The following morning my Toulouse Street cohort “Chicken Sam” helped me with providing support for the corner of the damaged pole. Pressurized 4x4 lumber and blocks are probably stronger than what had been there for the past 25 years. Sam is best described as an absolute mechanical and philosophical genius with a thin shiny coat of sleaze. The 16 foot piece of lumber had to be cut down, so I break out the circular saw. Sam said to put it away as he returned from his van revving up a chain saw on a very crowded French Quarter street. I chuckled as the blades wired a foot away from a very startled family and some kid’s balloon hat. Epic Zombie tourist visual. The damaged metal pole we were able to just twist and snap off. The balcony was off limits. The city building inspector insisted that I create a substantial barricade to the balcony. I did. Did I mention that the building inspector was hot?

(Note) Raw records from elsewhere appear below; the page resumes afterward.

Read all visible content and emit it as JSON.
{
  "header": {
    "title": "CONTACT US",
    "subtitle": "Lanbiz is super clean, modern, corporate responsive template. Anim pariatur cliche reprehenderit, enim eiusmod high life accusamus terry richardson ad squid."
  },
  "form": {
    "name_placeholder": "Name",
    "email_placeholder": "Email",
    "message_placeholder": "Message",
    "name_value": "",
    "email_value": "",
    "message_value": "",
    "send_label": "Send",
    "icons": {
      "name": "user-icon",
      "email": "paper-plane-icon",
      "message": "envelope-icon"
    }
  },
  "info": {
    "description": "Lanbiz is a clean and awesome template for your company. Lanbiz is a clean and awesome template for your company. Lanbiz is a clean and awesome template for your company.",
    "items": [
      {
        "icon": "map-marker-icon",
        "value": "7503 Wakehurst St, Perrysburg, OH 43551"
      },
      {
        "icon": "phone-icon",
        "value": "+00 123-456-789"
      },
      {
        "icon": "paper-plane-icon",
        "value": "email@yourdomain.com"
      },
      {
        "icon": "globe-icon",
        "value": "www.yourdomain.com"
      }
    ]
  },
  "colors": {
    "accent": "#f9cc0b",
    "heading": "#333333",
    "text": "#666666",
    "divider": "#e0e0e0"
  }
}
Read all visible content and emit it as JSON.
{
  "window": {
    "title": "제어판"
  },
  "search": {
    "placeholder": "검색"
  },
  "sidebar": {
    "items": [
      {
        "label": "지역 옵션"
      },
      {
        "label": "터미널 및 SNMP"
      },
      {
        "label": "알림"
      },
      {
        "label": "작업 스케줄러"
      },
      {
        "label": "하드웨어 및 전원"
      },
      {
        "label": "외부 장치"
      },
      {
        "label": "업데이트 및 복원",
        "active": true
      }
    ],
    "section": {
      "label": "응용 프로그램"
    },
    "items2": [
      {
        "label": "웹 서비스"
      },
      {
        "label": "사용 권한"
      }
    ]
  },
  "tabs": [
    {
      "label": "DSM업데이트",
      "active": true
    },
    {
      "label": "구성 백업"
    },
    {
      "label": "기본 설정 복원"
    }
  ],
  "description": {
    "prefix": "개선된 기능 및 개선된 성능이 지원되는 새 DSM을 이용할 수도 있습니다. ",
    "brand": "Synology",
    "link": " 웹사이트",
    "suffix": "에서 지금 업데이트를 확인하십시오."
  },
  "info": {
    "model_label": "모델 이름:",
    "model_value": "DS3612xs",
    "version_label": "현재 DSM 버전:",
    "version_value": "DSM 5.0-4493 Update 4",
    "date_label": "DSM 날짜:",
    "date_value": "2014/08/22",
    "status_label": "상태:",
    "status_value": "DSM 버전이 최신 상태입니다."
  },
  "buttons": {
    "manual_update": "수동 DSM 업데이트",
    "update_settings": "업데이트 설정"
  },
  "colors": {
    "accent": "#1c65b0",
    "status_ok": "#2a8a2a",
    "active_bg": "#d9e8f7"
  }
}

My plan for that day was to do a few hours at the hotel in the morning, get some sleep that afternoon and go to my night job in the kitchen. It was turning into almost being late for job number two. I like my job at the restaurant. It’s the first time I’ve ever worked in the industry. New things to learn and experience. I like being the 50 year old dude in the apron bussing tables. Never thought I would say that, but the Quarter has shown me great secrets about happiness. The second wind came in handy for a very busy night flinging Sicilian slices at drunk revelers. A Jersey boy could handle this job, I already know pizza and dozen curse words in Italian.
About 4 am things slowed down enough to feel caught up and take a smoke break. I actually have a boss who will ask me to stop working and go on a smoke break with him. We hear of a dude passed out in front of our alley door so we go to investigate. I grab the hose just as reflex and my employer says not yet. Good thing. I knelt down to roust him, which can be risky at times. They can come up swinging, pull a weapon or god forbid projectile vomit on you. I looked at his face and saw blood trickling from above his right eye, just on the eye brow. At first look under the gas light it looked like a small hole. Damn it, don’t let it be a gun shot. Unlike in the movies, when someone gets shot in the head with a small caliber round, there isn’t the dramatic and pornographic display of blood and brains. A fatal shot would produce very little blood. His crossed eyes open.
“Sir, are you ok? Do you need us to call an ambulance for you?”
“no, no ambulances, just let me lie here....”
“We can’t do that sir. If you do not get up and walk away, we will have to call 911 for you.”
“No 911111, just let me sleep....”
“We can’t let you. Get up and walk away or we make the call.”
I was hoping he would drag himself up and stagger away. It looked like he was a “local” train hopper who was in town to scam tourists. He probably had a good day and spent it all on smack and cheap booze. My guess is he fell and face planted against a building. I kept talking to him while waiting for the ambulance to push it’s way through the very dense crowd. Lights and sirens were about 2 blocks away, which in this crowd meant about 8 minutes.